A FLAME OF PURE FIRE
By Roger Kahn
Harcourt Brace, $28
Of all the icons of the Roaring '20s, from Lucky Lindy to the Babe, the one most commonly and unaccountably neglected is heavyweight champion Jack Dempsey. Roger Kahn has rectified that oversight with this absorbing and unabashedly sentimental biography of the old Manassa Mauler. Kahn regards Dempsey not only as "at his peak, the greatest fighter who ever lived" but also as "mat rare thing: close up, as from afar [a hero]."
Dempsey was also something of a paradox. Outside the ring, he was the quintessential nice guy: friendly, full of fun, even witty, and so generous that he gave away perhaps a fifth of his fortune to indigent ex-pugs. Inside the ropes, though, he was his opponents' worst nightmare: a snorting, snarling engine of destruction with explosive power in both fists. For Dempsey, boxing wasn't so much a matter of winning or losing as of killing or being killed.
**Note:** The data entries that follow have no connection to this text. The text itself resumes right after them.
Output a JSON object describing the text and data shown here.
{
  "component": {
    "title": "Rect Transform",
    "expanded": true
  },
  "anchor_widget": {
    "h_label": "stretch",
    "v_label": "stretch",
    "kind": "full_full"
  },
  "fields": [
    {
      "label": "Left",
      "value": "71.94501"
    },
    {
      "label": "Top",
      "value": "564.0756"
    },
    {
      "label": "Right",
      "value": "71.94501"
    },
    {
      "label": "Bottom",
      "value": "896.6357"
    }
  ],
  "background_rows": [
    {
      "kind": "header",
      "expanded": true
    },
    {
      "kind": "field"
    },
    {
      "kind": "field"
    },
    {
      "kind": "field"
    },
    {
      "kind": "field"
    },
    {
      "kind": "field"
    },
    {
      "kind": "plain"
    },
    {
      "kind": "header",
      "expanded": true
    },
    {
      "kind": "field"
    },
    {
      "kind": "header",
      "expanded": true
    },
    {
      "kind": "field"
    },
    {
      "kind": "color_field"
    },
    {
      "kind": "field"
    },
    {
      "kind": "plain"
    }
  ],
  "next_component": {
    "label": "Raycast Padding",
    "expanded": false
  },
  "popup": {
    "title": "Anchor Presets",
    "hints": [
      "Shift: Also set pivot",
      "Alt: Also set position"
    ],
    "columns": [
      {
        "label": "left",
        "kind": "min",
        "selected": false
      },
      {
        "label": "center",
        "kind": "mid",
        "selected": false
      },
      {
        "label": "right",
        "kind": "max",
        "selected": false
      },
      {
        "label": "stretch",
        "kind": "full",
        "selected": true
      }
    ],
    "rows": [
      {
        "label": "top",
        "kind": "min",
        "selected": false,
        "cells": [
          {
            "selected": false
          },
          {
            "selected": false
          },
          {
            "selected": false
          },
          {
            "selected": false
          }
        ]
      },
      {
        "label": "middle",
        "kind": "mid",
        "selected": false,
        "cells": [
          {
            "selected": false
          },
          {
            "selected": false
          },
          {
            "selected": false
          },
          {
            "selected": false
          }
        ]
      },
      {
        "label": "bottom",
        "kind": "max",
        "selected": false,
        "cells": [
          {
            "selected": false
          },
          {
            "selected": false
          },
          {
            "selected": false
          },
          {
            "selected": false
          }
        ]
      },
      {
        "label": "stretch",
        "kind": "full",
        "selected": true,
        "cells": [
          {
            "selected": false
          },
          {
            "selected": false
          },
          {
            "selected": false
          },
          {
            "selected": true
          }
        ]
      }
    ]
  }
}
It was a homely philosophy he learned in the hobo jungles and mining-camp saloons of his impoverished Colorado youth.
Kahn brilliantly recounts Dempsey's great victories over Jess Willard, Georges Carpentier and Luis Firpo, as well as the sad defeats in Dempsey's declining years at the clever hands of Gene Tunney and, in their second fight, from the suspected treachery of "long count" referee Dave Barry. Kahn also provides in Dos Passos-like vignettes a look back at the extraordinary times in which Dempsey thrived.
Just one small cavil: The fact that Kahn actually knew Dempsey gives his portrait added verisimilitude. But must it also give him license to pepper his pages with self-aggrandizing he-told-me's? Is it necessary for the author to depart from a description of Dempsey's first wife as a sometime barroom pianist into an irrelevant account of his own adventure with a woman similarly employed?
But why quibble? This is quite simply Kahn's finest work since he made The Boys of Summer part of the language.
A COACH'S LIFE
By Dean Smith
(with John Kilgo and Sally Jenkins)
Random House, $25
This humble memoir should dispel the notion that Dean Smith is too good to be true. In fact, it's all too true that Smith is good, both as a person and a mentor. In his 36 years as the basketball coach at North Carolina (he retired two years ago), he became the college game's alltime winner: 879 victories, a .776 winning percentage. Of his 245 lettermen, 237 received their degrees—some, like Michael Jordan, after they had turned pro. Smith has a sense of humor, too: Witness the description of his Carolina successor, Bill Guthridge, as "so neat, he could organize a bowl of chop suey."
There is a lot of basketball here and even more of this good man's personal philosophy. A pious man himself, Smith takes gentle umbrage at the notion prevalent among Christian athletes that the Good Lord is up there rooting for one side or the other in sports. Both He and Smith know better.